U.S. Senate weighs in on the Carrier IQ phone-snooping issue.
Carrier IQ has received a letter from the United States Senate Committee on the Judiciary. This committee has a number of roles, and the privacy issues raised in this matter would fall under Internet privacy and possibly federal criminal law. Senator Al Franken drafted the letter as he is chairman of the Subcommittee on Privacy, Technology and the Law.
Given the software has been demonstrated to collect certain keystrokes, intercept SMS messages, and even record information in browsers that should be encrypted, it is easy to see how Internet privacy issues are raised. As Mathew Schwartz wrote Thursday, these actions might run afoul of wire tap laws as well.
Senator Franken has asked Carrier IQ to respond to a series of questions, and then ever so politely ended the letter with "I appreciate your prompt attention to this matter." Translated into English that means "you need to drop whatever you are doing and respond to this letter or face a Senatorial subpoena."
To make sure Carrier IQ understands this is not the usual government inquiry, Franken writes that the logging and transmitting of data "may violate federal privacy laws, including the Electronic Communications Privacy Act and the Computer Fraud and Abuse Act. This is potentially a serous matter."
The letter goes on to pose a number of questions, like are user's locations logged, is the content of inbound and outbound emails and SMS messages logged, are search queries logged, etc.?
Senator Franken wants to know what is transmitted off of the phone to carriers, Carrier IQ's servers, phone manufacturers, operating system providers, or third parties.

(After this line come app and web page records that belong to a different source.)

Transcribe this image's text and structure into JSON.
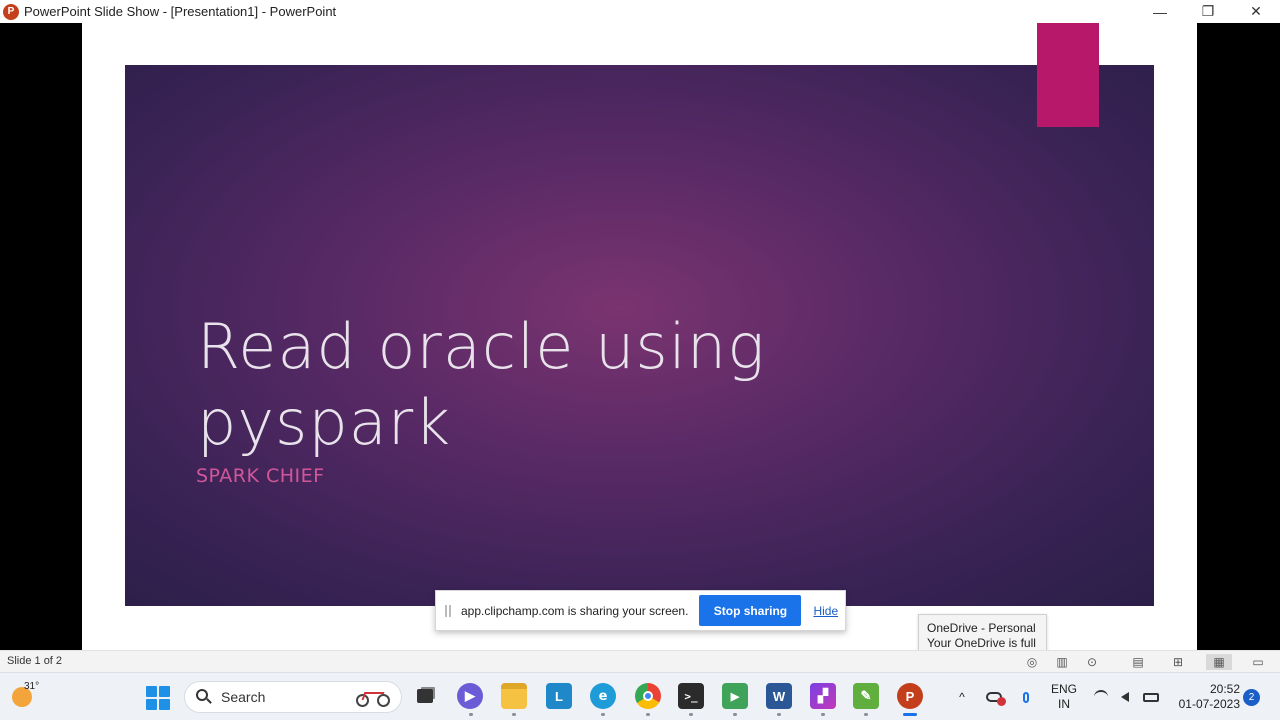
{
  "window": {
    "title": "PowerPoint Slide Show - [Presentation1] - PowerPoint",
    "app_icon_letter": "P",
    "controls": {
      "minimize": "—",
      "restore": "❐",
      "close": "✕"
    }
  },
  "slide": {
    "title_line1": "Read oracle using",
    "title_line2": "pyspark",
    "subtitle": "SPARK CHIEF",
    "accent_color": "#b8186a",
    "background_color": "#5a2a66"
  },
  "share_bar": {
    "message": "app.clipchamp.com is sharing your screen.",
    "stop_label": "Stop sharing",
    "hide_label": "Hide"
  },
  "tooltip": {
    "line1": "OneDrive - Personal",
    "line2": "Your OneDrive is full"
  },
  "statusbar": {
    "slide_count": "Slide 1 of 2",
    "icons": [
      "accessibility-icon",
      "notes-icon",
      "slideshow-icon",
      "reading-view-icon",
      "slide-sorter-icon",
      "normal-view-icon",
      "presenter-icon"
    ]
  },
  "taskbar": {
    "weather_temp": "31°",
    "search_placeholder": "Search",
    "apps": [
      {
        "name": "task-view",
        "glyph": "▣"
      },
      {
        "name": "teams-chat",
        "glyph": "▶"
      },
      {
        "name": "file-explorer",
        "glyph": ""
      },
      {
        "name": "app-l",
        "glyph": "L"
      },
      {
        "name": "edge",
        "glyph": "e"
      },
      {
        "name": "chrome",
        "glyph": "◎"
      },
      {
        "name": "terminal",
        "glyph": ">_"
      },
      {
        "name": "app-media",
        "glyph": "▶"
      },
      {
        "name": "word",
        "glyph": "W"
      },
      {
        "name": "clipchamp",
        "glyph": "▞"
      },
      {
        "name": "app-green",
        "glyph": "✎"
      },
      {
        "name": "powerpoint",
        "glyph": "P"
      }
    ],
    "tray": {
      "chevron": "^",
      "lang_line1": "ENG",
      "lang_line2": "IN",
      "time": "20:52",
      "date": "01-07-2023",
      "notification_count": "2"
    }
  }
}
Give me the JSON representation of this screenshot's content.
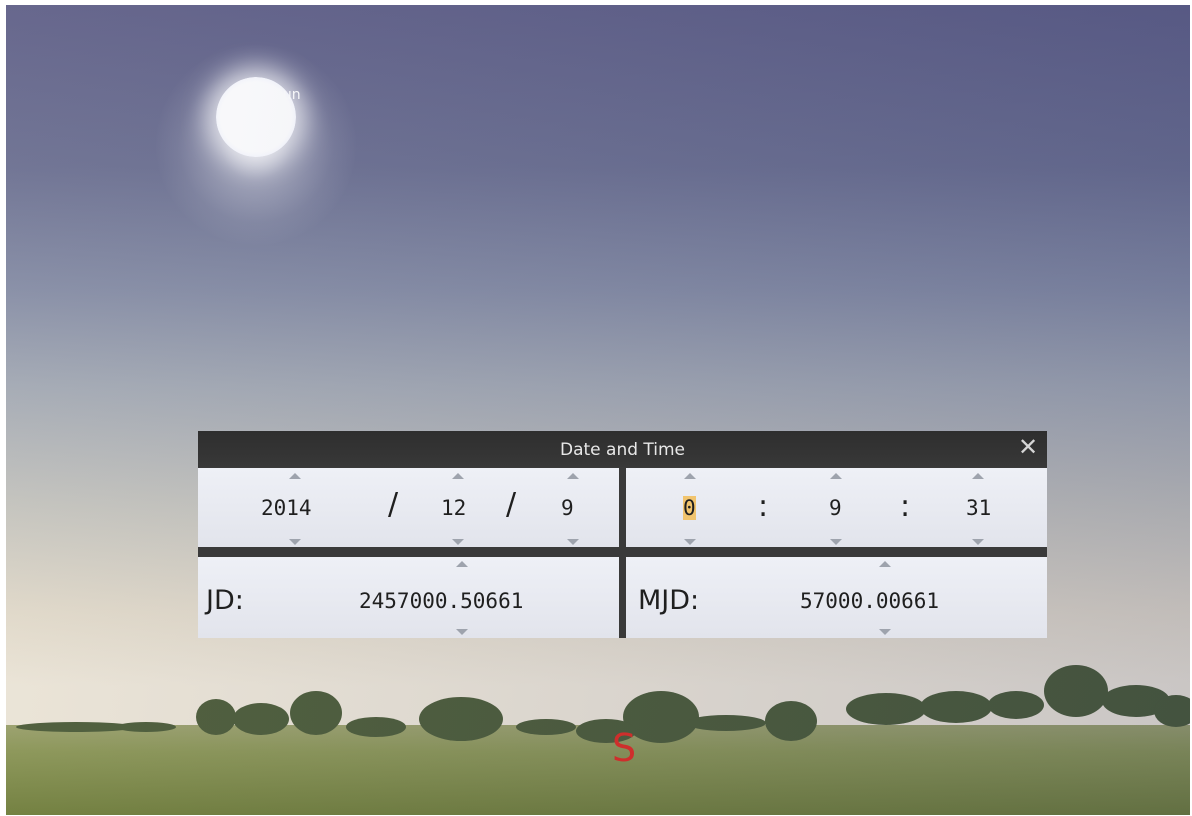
{
  "sky": {
    "sun_label": "Sun",
    "cardinal_south": "S"
  },
  "dialog": {
    "title": "Date and Time",
    "close_icon": "close-icon",
    "date": {
      "year": "2014",
      "month": "12",
      "day": "9",
      "separator": "/"
    },
    "time": {
      "hour": "0",
      "minute": "9",
      "second": "31",
      "separator": ":"
    },
    "jd": {
      "label": "JD:",
      "value": "2457000.50661"
    },
    "mjd": {
      "label": "MJD:",
      "value": "57000.00661"
    }
  },
  "colors": {
    "cardinal": "#e0291f",
    "highlight": "#f1c46e",
    "titlebar": "#2e2e2e"
  }
}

The deadline for answering this letter is December 14. Depending on what the answers are, Carrier IQ may satisfy the senate committee, but I don't think there are any answers that will satisfy users. At this point, what carrier or manufacturer would still want this software on their phones?
InformationWeek Elite 100Our data shows these innovators using digital technology in two key areas: providing better products and cutting costs. Almost half of them expect to introduce a new IT-led product this year, and 46% are using technology to make business processes more efficient.
The UC Infrastructure TrapWorries about subpar networks tanking unified communications programs could be valid: Thirty-one percent of respondents have rolled capabilities out to less than 10% of users vs. 21% delivering UC to 76% or more. Is low uptake a result of strained infrastructures delivering poor performance?
. We've got a management crisis right now, and we've also got an engagement crisis. Could the two be linked? Tune in for the next installment of IT Life Radio, Wednesday May 20th at 3PM ET to find out.